PROBLEM DESCRIPTION: Restate the data word for word and leave the images out.

RECORDS SUPPLIED:

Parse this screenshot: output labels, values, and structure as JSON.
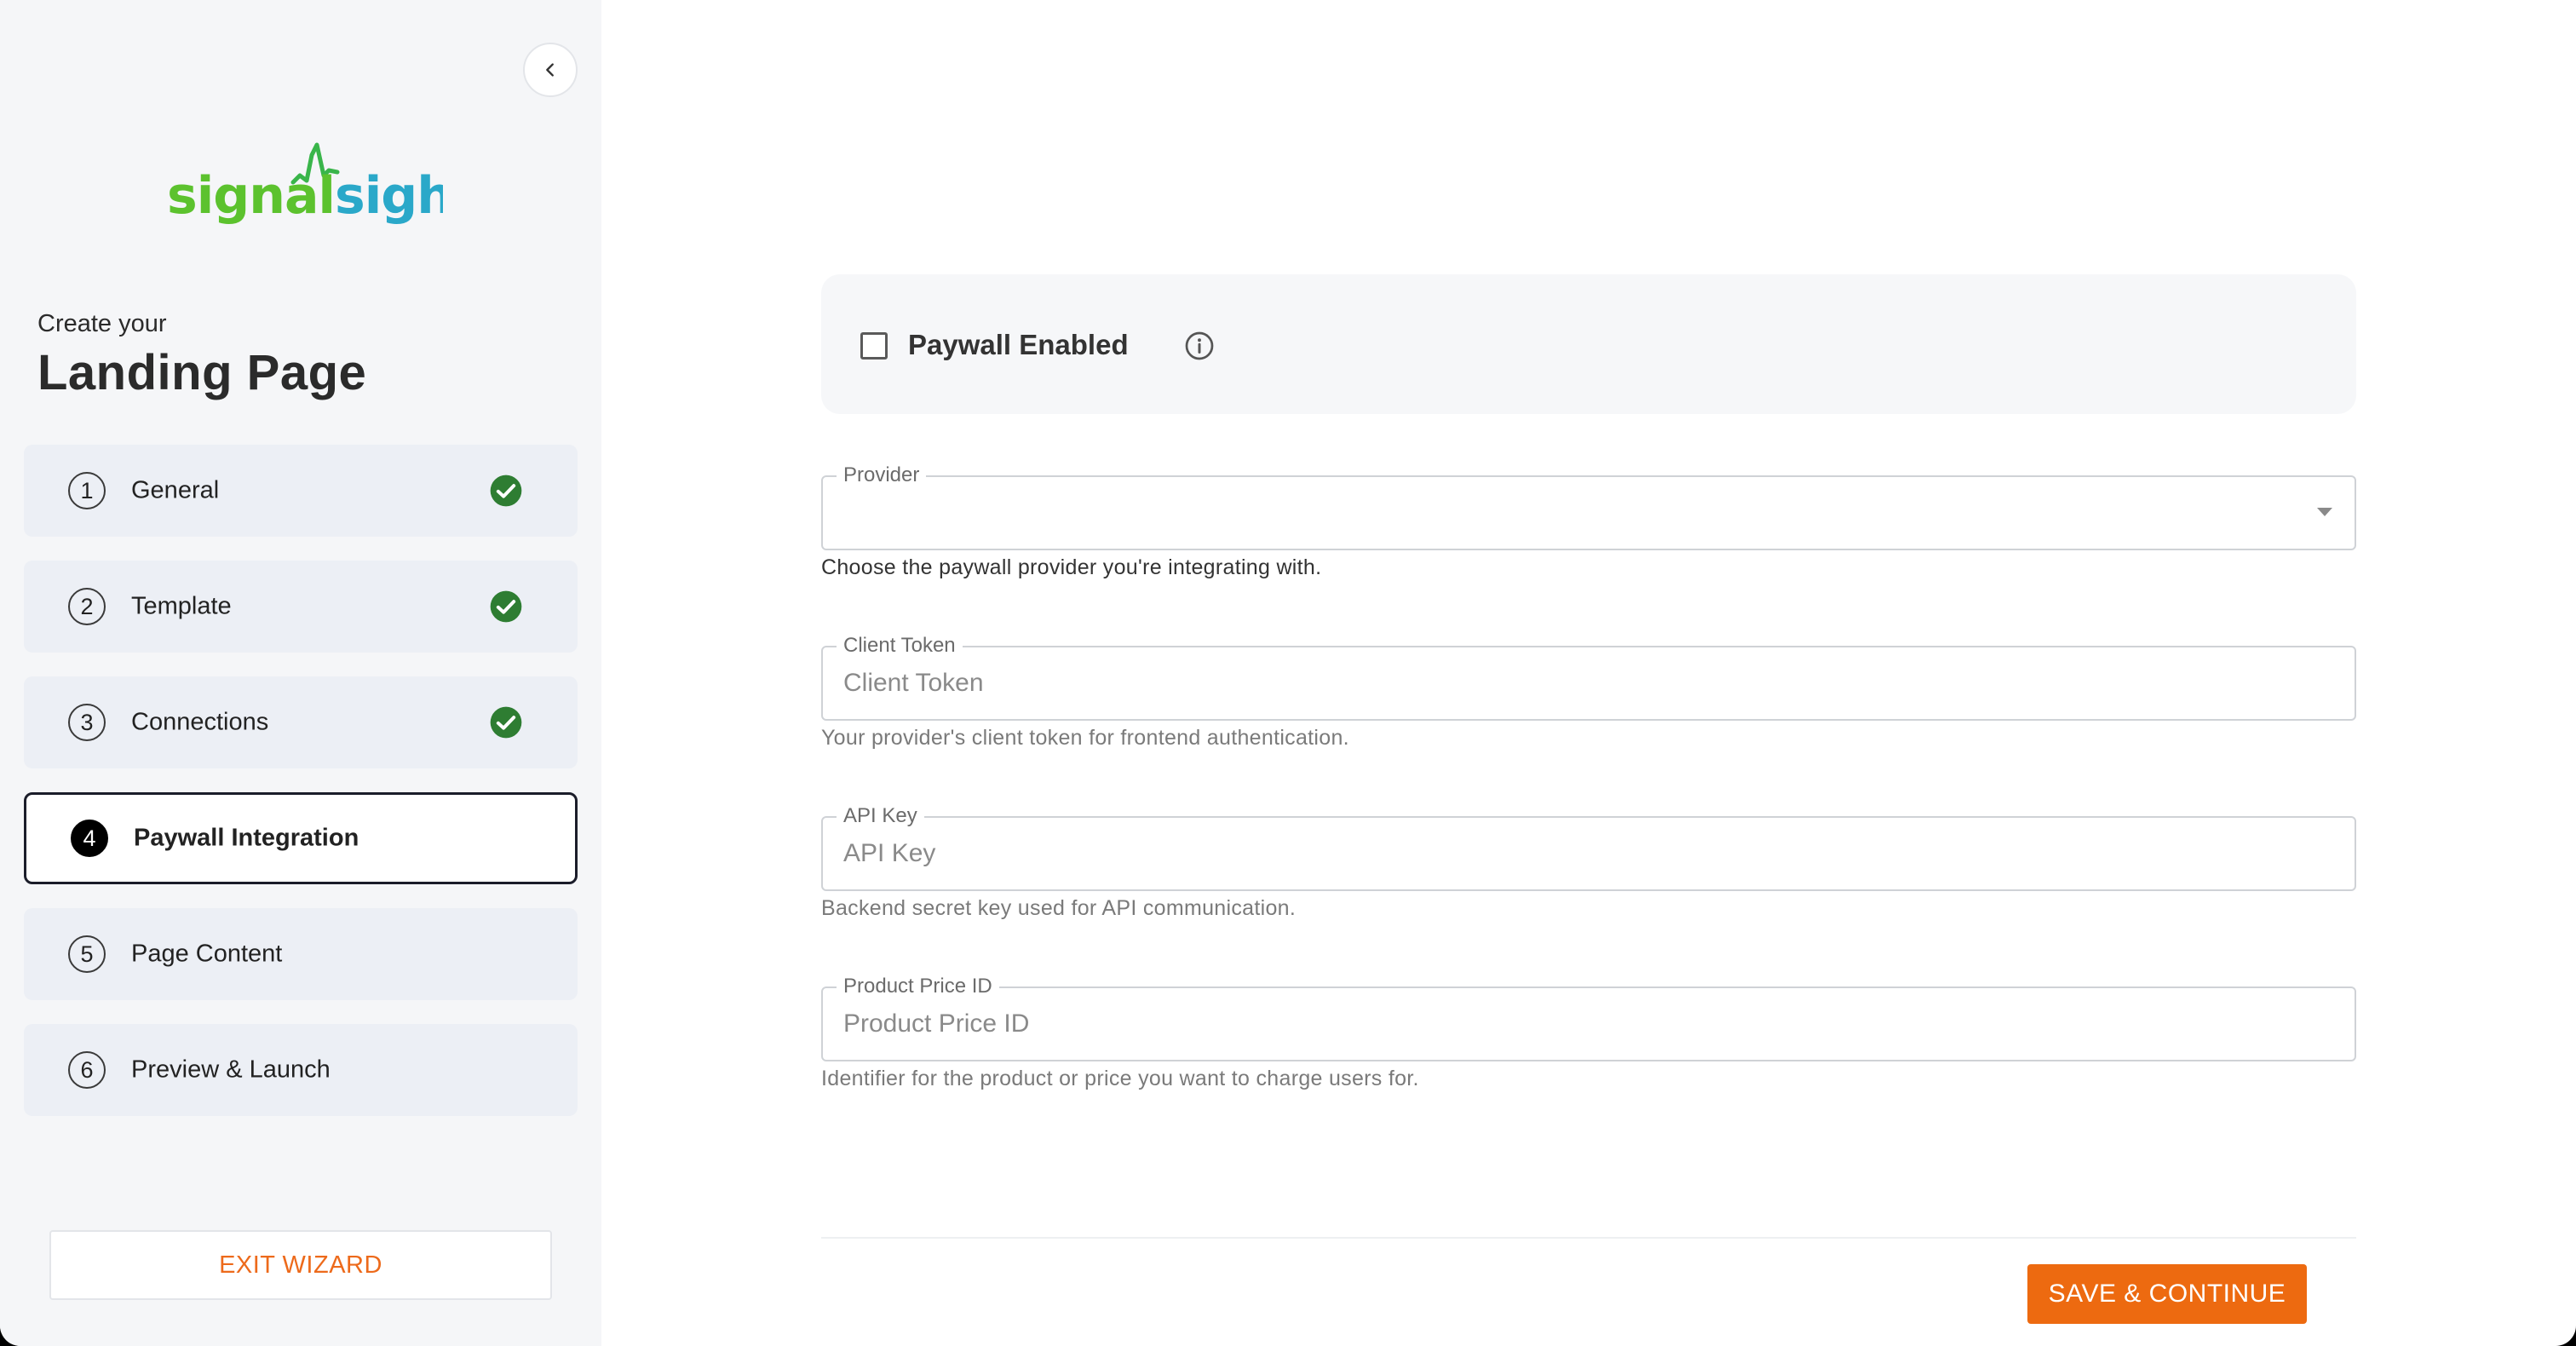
{
  "sidebar": {
    "brand": {
      "part1": "signal",
      "part2": "sight",
      "color1": "#5cc22e",
      "color2": "#2aa8c9"
    },
    "create_label": "Create your",
    "title": "Landing Page",
    "steps": [
      {
        "number": "1",
        "label": "General",
        "completed": true
      },
      {
        "number": "2",
        "label": "Template",
        "completed": true
      },
      {
        "number": "3",
        "label": "Connections",
        "completed": true
      },
      {
        "number": "4",
        "label": "Paywall Integration",
        "active": true
      },
      {
        "number": "5",
        "label": "Page Content"
      },
      {
        "number": "6",
        "label": "Preview & Launch"
      }
    ],
    "exit_label": "EXIT WIZARD",
    "collapse_icon": "chevron-left-icon",
    "check_icon": "check-circle-icon"
  },
  "main": {
    "paywall": {
      "label": "Paywall Enabled",
      "checked": false,
      "info_icon": "info-icon"
    },
    "fields": {
      "provider": {
        "label": "Provider",
        "value": "",
        "helper": "Choose the paywall provider you're integrating with."
      },
      "client_token": {
        "label": "Client Token",
        "placeholder": "Client Token",
        "helper": "Your provider's client token for frontend authentication."
      },
      "api_key": {
        "label": "API Key",
        "placeholder": "API Key",
        "helper": "Backend secret key used for API communication."
      },
      "product_price_id": {
        "label": "Product Price ID",
        "placeholder": "Product Price ID",
        "helper": "Identifier for the product or price you want to charge users for."
      }
    },
    "save_label": "SAVE & CONTINUE"
  },
  "colors": {
    "accent": "#ed6a10",
    "check": "#2e7d32"
  }
}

TASK RESPONSE:
Parse this screenshot: output labels, values, and structure as JSON.
{
  "sidebar": {
    "brand": {
      "part1": "signal",
      "part2": "sight",
      "color1": "#5cc22e",
      "color2": "#2aa8c9"
    },
    "create_label": "Create your",
    "title": "Landing Page",
    "steps": [
      {
        "number": "1",
        "label": "General",
        "completed": true
      },
      {
        "number": "2",
        "label": "Template",
        "completed": true
      },
      {
        "number": "3",
        "label": "Connections",
        "completed": true
      },
      {
        "number": "4",
        "label": "Paywall Integration",
        "active": true
      },
      {
        "number": "5",
        "label": "Page Content"
      },
      {
        "number": "6",
        "label": "Preview & Launch"
      }
    ],
    "exit_label": "EXIT WIZARD",
    "collapse_icon": "chevron-left-icon",
    "check_icon": "check-circle-icon"
  },
  "main": {
    "paywall": {
      "label": "Paywall Enabled",
      "checked": false,
      "info_icon": "info-icon"
    },
    "fields": {
      "provider": {
        "label": "Provider",
        "value": "",
        "helper": "Choose the paywall provider you're integrating with."
      },
      "client_token": {
        "label": "Client Token",
        "placeholder": "Client Token",
        "helper": "Your provider's client token for frontend authentication."
      },
      "api_key": {
        "label": "API Key",
        "placeholder": "API Key",
        "helper": "Backend secret key used for API communication."
      },
      "product_price_id": {
        "label": "Product Price ID",
        "placeholder": "Product Price ID",
        "helper": "Identifier for the product or price you want to charge users for."
      }
    },
    "save_label": "SAVE & CONTINUE"
  },
  "colors": {
    "accent": "#ed6a10",
    "check": "#2e7d32"
  }
}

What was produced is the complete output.